Meanwhile, there are plenty of fantastic feminist organisations (Engender, Scottish Women’s Aid, Rape Crisis Scotland, Close the Gap, Zero Tolerance, Equate Scotland) who have spoke up against your ideology and methods of disseminating it. There’s a certain hypocrisy to your claims that I am silencing women whilst you simultaneously aim to silence major women’s organisations in Scotland, as well as trans women and their cisgender supporters.
I am glad these organisations exist to prove that you are not what feminism is about. I certainly won’t be taking lectures on feminism from Wings Over Scotland, who has notably made misogynistic, transphobic and homophobic statements in the past – and even took a lesbian MSP to court for defamation after he was called out on his homophobia.
I supported independence. I have voted for the SNP in every Westminster, Scottish Parliament and EU election I have been eligible to vote in. I was even a member of the party for a little while. Whilst I am only one voter with an essentially non-existent platform, it is with a truly heavy heart that I have to state that I can no longer bring myself to vote for a party that enables this kind of toxic rhetoric to continue.
So congratulations, trans exclusionary radical feminists. Not only have you solidified my belief that Joanna Cherry should be unseated in this election, but given I live in Edinburgh East you’ve also lost Tommy Sheppard a vote. I know many of my LGBTQI+ friends and acquaintances feel the same way. Perhaps rather than demonising the Scottish Green Party for contesting, you should spend more time ensuring you have a better political message.
I have considered, given the attempts made by online abusers to find out my current employer, the impact this post may have on my future prospects. The fact is, I have a strong enough moral code that I don’t have any desire to work with anyone that agrees with transphobic discourse. I am also aware enough of my privilege to know that I’ll probably be fine, and am certainly better placed to spread this message than other more vulnerable people within the LGBTQI+ community.
Trans exclusionary radical feminists do not speak for women, they are bigoted against trans people and their discourse is toxic. Many of their arguments are drawn from similar attacks against gay men and lesbians from the 80s and 90s, and I therefore cannot simply watch it happen without saying something about it.
If, like me, you believe in trans rights and want to ensure policies in Scotland better serve their needs, I suggest checking out the Equality Network. A dedicated website about their trans rights work is available here. To donate to them, you can do so here.

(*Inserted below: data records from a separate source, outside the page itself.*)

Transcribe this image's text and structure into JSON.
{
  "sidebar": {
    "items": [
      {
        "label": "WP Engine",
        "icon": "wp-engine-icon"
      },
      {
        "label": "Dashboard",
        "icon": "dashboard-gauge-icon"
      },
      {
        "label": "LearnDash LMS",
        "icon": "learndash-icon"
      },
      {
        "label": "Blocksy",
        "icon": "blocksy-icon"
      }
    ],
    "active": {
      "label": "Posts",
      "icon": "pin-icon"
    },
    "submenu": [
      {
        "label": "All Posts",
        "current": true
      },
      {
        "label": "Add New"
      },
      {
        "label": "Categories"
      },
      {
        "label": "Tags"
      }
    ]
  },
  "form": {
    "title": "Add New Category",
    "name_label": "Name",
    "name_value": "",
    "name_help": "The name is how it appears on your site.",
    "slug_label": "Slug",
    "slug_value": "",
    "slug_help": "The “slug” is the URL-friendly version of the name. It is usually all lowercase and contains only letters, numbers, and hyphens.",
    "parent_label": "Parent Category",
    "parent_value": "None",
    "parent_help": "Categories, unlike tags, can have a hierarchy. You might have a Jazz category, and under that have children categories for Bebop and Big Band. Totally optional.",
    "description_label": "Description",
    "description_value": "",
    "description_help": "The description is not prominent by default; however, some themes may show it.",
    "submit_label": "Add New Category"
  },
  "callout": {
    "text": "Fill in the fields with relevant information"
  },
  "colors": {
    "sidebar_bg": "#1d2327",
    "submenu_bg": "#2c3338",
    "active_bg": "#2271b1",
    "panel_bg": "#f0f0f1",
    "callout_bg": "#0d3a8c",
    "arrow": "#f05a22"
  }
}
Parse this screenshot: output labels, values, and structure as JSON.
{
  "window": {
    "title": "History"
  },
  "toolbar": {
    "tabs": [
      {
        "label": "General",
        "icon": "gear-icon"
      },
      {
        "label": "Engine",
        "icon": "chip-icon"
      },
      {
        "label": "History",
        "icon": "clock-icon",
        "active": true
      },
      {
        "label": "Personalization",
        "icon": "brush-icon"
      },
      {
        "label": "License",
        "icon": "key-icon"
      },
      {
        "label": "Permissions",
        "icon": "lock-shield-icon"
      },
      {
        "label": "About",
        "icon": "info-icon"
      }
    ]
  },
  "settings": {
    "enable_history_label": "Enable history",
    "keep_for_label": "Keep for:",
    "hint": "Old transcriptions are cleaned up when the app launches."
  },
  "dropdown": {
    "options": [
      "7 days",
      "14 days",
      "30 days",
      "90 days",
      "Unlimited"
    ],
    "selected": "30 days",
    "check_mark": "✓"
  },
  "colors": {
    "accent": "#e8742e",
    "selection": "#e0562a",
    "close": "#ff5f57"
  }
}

As it was pointed out to me that I should be engaging in discourse directly with Cherry rather than making memes, I will also be sending a copy of this post directly to her. I don’t believe she will listen, so I will also be sending it to all MPs and candidates seeking election in Edinburgh, SNP MSPs elected within the Lothian region, as well as the SNP Women’s and Equalities Conveners and the Office of the First Minister.